We've all seen the photos of crying children on Santa's lap. From our vantage point, fully understanding that our kids are safe and will likely grow to love and look forward to this tradition, I get it, it can seem funny.
But this year my 16-month-old will undoubtedly be unimpressed by the idea of being thrust into the arms of an unknown person.
While I wouldn't exactly categorize her as clingy (daycare seems to have improved this greatly, she literally slammed the door on me at drop-off once!), she does prefer to take things slow and stay close to Mom and Dad.
So when we take our daughter to visit Santa next weekend, I won't be forcing her sit on Santa's lap and if she is wary of the situation overall, I won't make light of her feelings of fear.
Look, I realize this is not the most important parenting decision out there. And truly, if you are looking forward to the funny crying Santa photo, no judgement. I'm not saying there's nothing out there worth judging, but this certainly seems to falls short on that list.
Still, I look at this tradition as an opportunity to reinforce my daughter's understanding of her own bodily autonomy.

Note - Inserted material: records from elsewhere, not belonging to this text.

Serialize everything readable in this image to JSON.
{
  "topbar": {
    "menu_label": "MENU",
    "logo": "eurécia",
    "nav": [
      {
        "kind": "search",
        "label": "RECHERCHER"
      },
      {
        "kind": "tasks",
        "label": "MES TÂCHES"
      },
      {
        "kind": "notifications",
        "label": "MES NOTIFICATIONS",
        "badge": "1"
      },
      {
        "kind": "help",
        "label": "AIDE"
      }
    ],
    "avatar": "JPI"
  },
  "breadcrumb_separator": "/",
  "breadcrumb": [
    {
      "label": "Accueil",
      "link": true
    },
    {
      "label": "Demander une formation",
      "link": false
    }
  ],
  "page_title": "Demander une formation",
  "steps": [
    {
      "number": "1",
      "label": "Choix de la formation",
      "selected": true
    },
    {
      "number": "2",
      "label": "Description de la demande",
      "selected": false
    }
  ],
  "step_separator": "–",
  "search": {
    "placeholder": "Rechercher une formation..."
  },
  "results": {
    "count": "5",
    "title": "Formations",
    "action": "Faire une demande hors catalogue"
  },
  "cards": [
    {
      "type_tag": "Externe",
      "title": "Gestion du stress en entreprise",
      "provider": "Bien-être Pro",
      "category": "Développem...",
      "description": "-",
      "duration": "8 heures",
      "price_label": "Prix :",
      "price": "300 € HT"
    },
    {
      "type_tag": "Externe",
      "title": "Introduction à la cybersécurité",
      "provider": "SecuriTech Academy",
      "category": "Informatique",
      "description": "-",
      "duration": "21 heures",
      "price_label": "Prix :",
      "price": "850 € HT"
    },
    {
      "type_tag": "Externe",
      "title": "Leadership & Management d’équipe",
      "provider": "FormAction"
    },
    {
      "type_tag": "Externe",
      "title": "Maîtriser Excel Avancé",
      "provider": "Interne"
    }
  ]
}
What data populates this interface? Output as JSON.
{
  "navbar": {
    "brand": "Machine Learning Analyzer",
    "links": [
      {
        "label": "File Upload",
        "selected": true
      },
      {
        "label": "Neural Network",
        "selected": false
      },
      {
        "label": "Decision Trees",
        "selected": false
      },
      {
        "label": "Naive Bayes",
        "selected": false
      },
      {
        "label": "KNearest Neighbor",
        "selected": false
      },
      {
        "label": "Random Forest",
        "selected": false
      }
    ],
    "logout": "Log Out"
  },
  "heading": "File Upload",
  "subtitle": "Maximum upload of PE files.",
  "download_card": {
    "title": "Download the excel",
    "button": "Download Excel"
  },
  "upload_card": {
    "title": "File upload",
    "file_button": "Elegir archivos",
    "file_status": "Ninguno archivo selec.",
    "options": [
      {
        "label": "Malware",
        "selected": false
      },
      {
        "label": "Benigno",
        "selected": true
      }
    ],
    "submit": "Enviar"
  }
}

Because let's face it: she's a baby, she doesn't have much.
When it's time to leave the swing but she doesn't want to, she is simply carried out. Her whole body is lifted up and maneuvered against her will! Things happen to her constantly throughout the day and there isn't much she can do - it's just part of her reality.
So why not take the opportunity, where we can, to show our small ones that they ultimately choose what happens to their bodies?

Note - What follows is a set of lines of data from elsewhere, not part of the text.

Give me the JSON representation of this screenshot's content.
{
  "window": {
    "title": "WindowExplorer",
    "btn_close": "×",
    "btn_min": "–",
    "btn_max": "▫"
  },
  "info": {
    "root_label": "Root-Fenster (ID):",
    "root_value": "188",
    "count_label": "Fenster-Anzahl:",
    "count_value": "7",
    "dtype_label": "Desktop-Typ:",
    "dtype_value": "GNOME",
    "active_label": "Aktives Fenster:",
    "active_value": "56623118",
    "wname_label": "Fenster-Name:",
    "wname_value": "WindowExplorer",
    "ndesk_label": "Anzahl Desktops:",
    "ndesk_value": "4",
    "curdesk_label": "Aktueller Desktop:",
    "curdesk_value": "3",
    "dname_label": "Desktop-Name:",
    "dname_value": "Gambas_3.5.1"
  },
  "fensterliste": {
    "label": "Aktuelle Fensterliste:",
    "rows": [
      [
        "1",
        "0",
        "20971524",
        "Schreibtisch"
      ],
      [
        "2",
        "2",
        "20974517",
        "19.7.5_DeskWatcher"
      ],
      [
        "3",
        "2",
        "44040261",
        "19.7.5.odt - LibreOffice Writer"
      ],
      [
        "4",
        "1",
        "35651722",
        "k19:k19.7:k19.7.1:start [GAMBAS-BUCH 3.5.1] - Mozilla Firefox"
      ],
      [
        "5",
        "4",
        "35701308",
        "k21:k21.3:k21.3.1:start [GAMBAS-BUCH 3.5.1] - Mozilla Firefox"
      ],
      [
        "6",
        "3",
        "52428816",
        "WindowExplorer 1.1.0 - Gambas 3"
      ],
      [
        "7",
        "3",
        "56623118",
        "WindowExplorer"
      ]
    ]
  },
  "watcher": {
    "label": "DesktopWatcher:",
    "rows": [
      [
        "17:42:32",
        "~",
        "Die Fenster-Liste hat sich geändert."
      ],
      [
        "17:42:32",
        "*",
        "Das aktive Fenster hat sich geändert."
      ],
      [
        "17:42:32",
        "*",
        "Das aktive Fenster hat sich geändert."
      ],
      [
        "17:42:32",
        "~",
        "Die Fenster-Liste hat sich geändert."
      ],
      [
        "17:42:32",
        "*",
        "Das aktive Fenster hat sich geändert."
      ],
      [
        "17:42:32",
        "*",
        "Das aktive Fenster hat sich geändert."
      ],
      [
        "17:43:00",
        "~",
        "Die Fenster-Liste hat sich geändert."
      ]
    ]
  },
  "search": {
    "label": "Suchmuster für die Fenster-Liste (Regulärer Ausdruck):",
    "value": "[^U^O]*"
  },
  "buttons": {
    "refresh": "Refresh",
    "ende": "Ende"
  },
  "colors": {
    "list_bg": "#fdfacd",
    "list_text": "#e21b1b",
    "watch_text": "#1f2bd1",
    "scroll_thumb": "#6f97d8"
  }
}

I recently saw a social media post about this that I liked. A Mom shared her kid's Santa photos over the years. Year one, a small baby is in Santa's lap, unphased. Year two the same baby, now much older, is in Mom's arms, about a foot away with Mom crouching toward Santa. Year three, Mom is sitting beside Santa, toddler in her lap. Then eventually the child is seen grinning on Santa's lap.
I love this because they clearly worked to figure out what the kid was comfortable with and made that work. It was no burden to anyone, and the tradition and photo were upheld.